Questioning Hon. Mambouray Njie on the OIC being a bunya “free for Gambian taxpayers” he explained that “if you say 60% is bunya “free” but we also determine and we want to make sure it’s in line with our National Development Plan”. According to the Minster “We have our National Development Plan…. If it was like we just take our hat and just said ngirri yallah “begging for help” maybe it will be different but … we said Infrastructure and Energy these are the priority areas. So when you [donors]come in we make sure you fall we in [line with the NDP]we have to also contribute.”
Back in May 2019, OIC PRO, Essa Bokar Sey told journalists that “the money for maintaining the OIC is not from the Gambia Government it’s from the OIC Secretariat”. Mr. Sey made this statement at a period when headlines were rife of The Gambia relinquishing the OIC 2019 summit.
Mostly Loans or Grants?
According to the details provided by the Finance Minister $60.5 Million USD are loans and $32 Million USD are grants. In simple mathematics this equates to 65% loans and 35% grants. Meaning a large share of the financing agreement is “soft loans”.
However, in an exclusive interview with the Finance Minister right after the loans were ratified he explained that the amount of loans is calculated using an economic model. “When you calculate the grant element there is a model.

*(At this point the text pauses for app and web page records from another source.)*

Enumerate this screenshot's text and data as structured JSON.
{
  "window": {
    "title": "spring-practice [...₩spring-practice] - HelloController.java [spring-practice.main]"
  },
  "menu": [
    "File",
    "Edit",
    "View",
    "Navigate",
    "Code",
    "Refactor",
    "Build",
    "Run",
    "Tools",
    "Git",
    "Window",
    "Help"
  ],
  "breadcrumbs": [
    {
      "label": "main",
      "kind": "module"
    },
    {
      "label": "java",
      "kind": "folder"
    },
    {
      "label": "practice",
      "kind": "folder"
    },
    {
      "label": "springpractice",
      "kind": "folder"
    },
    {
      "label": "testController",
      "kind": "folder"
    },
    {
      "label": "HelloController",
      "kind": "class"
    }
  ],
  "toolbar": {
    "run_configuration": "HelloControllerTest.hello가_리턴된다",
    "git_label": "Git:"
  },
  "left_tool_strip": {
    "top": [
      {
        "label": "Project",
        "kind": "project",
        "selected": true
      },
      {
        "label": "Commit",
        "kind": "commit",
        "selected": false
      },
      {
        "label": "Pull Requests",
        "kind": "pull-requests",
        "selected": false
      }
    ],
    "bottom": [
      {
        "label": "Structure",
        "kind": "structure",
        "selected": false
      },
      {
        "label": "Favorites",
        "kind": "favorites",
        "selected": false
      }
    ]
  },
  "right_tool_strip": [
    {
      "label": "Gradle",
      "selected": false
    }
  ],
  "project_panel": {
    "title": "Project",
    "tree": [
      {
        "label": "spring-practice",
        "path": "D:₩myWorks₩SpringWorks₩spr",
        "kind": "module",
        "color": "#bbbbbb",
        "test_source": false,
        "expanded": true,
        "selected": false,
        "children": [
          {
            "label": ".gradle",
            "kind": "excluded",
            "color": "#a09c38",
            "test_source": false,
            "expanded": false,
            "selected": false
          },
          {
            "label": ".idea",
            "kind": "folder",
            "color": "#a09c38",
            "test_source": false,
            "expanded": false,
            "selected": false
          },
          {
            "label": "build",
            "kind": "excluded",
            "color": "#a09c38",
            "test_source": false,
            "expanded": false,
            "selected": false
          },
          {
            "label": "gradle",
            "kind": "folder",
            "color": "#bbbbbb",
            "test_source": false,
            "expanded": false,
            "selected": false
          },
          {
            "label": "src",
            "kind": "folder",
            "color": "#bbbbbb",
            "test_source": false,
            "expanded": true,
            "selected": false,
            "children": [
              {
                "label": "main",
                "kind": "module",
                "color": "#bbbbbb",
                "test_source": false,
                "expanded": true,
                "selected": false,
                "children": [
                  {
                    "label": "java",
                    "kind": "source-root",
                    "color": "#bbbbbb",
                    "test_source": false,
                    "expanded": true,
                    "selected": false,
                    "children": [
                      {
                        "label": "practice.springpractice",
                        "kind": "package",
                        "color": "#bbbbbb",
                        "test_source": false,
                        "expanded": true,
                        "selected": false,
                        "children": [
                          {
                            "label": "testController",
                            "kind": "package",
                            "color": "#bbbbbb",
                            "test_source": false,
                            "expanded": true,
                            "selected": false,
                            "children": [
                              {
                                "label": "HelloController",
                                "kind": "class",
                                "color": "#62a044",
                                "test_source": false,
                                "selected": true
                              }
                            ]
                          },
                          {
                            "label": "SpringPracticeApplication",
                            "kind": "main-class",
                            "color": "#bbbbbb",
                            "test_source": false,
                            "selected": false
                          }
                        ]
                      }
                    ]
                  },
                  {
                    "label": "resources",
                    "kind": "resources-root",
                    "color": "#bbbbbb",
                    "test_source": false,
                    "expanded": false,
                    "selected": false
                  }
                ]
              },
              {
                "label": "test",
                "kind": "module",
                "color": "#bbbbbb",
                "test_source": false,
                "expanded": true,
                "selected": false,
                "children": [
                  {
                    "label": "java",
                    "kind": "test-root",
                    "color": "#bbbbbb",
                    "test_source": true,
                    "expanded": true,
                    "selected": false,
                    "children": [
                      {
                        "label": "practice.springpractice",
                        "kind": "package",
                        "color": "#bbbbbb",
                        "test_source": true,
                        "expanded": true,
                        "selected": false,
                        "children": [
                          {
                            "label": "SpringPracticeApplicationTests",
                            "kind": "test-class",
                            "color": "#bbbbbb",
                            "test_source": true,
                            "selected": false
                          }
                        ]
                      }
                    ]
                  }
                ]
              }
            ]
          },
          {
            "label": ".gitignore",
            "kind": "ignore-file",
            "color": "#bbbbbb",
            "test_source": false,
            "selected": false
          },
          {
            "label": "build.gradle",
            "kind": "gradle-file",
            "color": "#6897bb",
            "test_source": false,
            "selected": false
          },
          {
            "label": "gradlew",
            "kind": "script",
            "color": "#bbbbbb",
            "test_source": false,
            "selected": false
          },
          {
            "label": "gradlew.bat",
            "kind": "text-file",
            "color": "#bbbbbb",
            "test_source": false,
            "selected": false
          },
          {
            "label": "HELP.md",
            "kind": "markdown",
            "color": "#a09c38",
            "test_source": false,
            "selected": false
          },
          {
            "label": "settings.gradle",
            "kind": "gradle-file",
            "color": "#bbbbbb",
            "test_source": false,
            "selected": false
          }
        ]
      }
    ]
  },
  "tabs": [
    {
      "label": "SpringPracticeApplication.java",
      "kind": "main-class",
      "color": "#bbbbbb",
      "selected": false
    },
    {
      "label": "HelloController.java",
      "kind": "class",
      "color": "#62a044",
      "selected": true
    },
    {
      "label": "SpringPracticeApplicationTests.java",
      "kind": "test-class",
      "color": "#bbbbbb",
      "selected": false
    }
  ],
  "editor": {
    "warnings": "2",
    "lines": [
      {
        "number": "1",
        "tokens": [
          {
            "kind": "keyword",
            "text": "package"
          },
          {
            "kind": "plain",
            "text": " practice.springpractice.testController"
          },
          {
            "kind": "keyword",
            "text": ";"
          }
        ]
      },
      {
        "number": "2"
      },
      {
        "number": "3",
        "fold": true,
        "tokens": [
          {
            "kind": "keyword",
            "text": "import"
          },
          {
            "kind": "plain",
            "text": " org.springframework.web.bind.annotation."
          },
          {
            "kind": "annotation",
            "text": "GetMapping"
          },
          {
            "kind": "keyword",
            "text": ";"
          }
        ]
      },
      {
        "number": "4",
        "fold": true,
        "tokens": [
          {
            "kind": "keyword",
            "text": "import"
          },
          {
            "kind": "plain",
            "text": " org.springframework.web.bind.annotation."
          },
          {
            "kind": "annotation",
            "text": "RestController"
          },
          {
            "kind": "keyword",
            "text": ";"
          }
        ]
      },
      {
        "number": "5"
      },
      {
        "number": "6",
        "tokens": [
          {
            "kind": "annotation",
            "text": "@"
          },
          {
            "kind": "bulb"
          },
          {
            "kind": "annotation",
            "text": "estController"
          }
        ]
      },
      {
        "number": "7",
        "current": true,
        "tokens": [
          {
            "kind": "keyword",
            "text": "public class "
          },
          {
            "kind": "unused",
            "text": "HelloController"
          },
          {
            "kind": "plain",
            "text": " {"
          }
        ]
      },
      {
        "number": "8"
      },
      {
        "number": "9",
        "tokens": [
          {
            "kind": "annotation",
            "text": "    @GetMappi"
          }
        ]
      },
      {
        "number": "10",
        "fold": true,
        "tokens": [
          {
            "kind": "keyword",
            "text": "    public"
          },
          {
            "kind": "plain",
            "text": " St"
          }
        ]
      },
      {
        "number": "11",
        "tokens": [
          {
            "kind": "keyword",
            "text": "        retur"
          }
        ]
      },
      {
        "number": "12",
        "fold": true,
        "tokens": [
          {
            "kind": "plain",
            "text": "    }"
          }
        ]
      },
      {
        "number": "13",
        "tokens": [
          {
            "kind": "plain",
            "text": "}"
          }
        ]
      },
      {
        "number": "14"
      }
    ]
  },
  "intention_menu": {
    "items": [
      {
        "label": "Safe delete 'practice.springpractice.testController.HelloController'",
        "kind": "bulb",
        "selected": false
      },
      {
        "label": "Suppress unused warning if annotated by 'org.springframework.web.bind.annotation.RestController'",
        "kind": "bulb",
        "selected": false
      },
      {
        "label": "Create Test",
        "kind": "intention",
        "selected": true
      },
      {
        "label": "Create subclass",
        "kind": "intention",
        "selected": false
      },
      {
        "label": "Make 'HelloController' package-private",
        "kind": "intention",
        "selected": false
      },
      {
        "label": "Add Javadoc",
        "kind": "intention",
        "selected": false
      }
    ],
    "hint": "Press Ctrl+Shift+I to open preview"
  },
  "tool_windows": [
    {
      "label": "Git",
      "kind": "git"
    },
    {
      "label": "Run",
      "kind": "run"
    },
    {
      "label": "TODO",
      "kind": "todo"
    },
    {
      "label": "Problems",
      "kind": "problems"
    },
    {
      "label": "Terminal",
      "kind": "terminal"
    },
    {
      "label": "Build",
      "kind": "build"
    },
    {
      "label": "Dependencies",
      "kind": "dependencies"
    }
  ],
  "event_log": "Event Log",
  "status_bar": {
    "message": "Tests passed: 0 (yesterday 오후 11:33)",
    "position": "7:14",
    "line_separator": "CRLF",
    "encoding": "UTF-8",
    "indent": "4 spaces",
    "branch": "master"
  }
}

It includes the grace period, there’s obviously a grant element which is imported that’s why it is 60% grants. When you look at the two grants for water and electricity … it also has a grant element.”